Remote Guarding: Video's Future?

Technological improvements have made the service viable for end-users

The solutions lie in doing things differently. More cameras, more monitoring and more instant response are the answer, but the conundrum is how to do it at a reasonable cost. There is an organization that may just have the answer.

The Remote Guarding Alliance ( is composed of a group of eight remote guarding companies and technology providers. Its mission is to promote awareness and establish quality and performance standards for providers in this space. The service they provide may be the future of video monitoring: they combine the concept of centralized monitoring — with advanced analytics to provide cost-effective remote guarding as a service.

“We are seeing tremendous growth in our service,” says Michael Honlon, vice president of market and channel sales for ViewPoint. “In the past, all that remote guarding services offered were video tours. Now, we have customers who realize we can not only provide better security, but also value-added features, such as visitor management, after-hours video escorts in the parking lot or the eyes of the owner for retail.

“In this economy, security is being judged on the value of the investment,” he continues. “We don’t know of any company accepting project paybacks over 16 months. Remote guarding is a good way to solve the problem.”

Technology Solves Remote Guarding Roadblocks

While others have provided remote video guarding in the past, there were three key roadblocks that limited widespread adoption. The cost of video transmission over a network required huge, dedicated and expensive connections to each site. The Internet and low-cost “last mile” connections have changed that, but it is still difficult to move live video from a large number of cameras off-site. This pushed users to move to lower quality video to save on bandwidth. The whole equation changes, however, if you use video analytics on each site to watch the video streams. When the system actually watches its own video, there is no need to transmit it unless an event occurs.

“Moving from CIF resolution to D1 causes bandwidth and storage costs to increase by a factor of nine unless analytics are used,” Marmon says.

The second roadblock was the cost of monitoring. We all know that humans can not watch large numbers of screens at the same time or for very long. The result was limited cost savings for remote monitoring since it took the same number of people to watch your cameras no matter where it was done.
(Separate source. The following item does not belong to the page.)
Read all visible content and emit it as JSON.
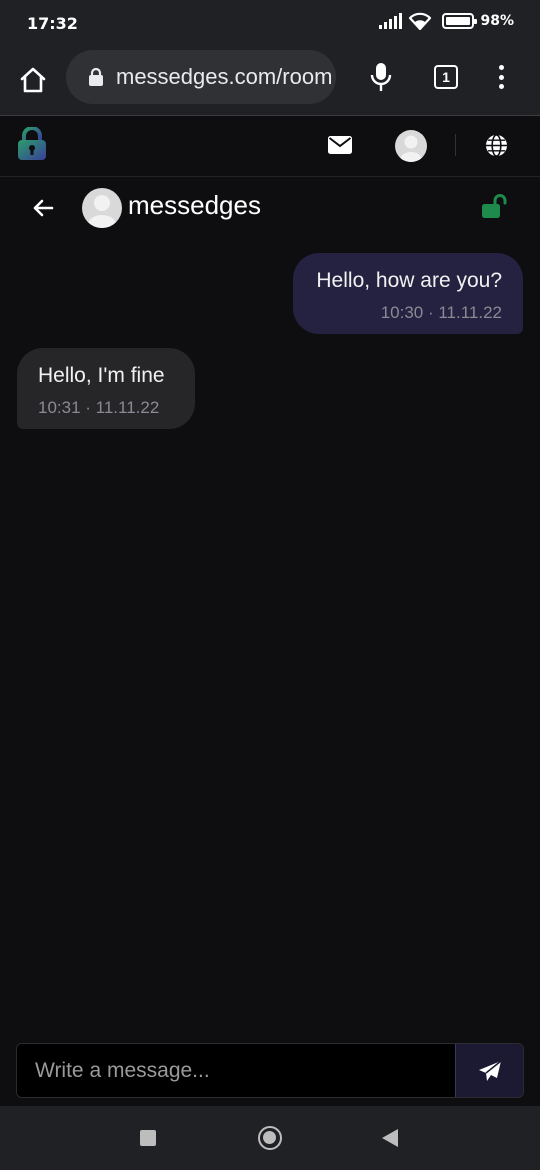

This is an area where video analytics can really make a difference. It can allow dramatically increased efficiency and effectiveness, while allowing significant increases in the number of cameras per operator. This is also another area in which the technology has changed. To make this work, the analytics needs to be able to detect humans being in places they shouldn’t be while at the same time limiting the number of false alarms to a minimum.

“There are intelligent video systems now that have a false alarm rate of less than two per camera, per week. With those kind of rates, an operator can move from watching 10 cameras to monitoring 1,000,” Marmon says.

While intelligent video helps to find the events in live video, recorded video is still important and these services provide it. In fact, some would argue that analytics produces some of its best benefits when it is used to find events in the massive quantities of stored video. Still, the best approach is preventing incidents before they happen, and improving the quality of video monitoring is the area most ripe for improvement. “We believe the real value in video comes when it is used real-time,” Honlon says.

The third roadblock was the speed of response. As the Campbell study shows, immediate reaction to an event makes a dramatic difference in outcome. Previously, the only available response was police or guard dispatch — always slow and often unavailable. While there is some percentage of events for which dispatch is the only answer, most people will stop in their tracks if it simply becomes obvious they are being watched. That is why two-way audio or “voice down” has become such an important part of the solution. The ability of a remote guard to immediately talk to (or yell at) a perpetrator changes the dynamics of almost any situation. “Audio loudspeakers actually create a physical presence at the site and give you the ability to defuse a situation before it becomes a problem,” Marmon says.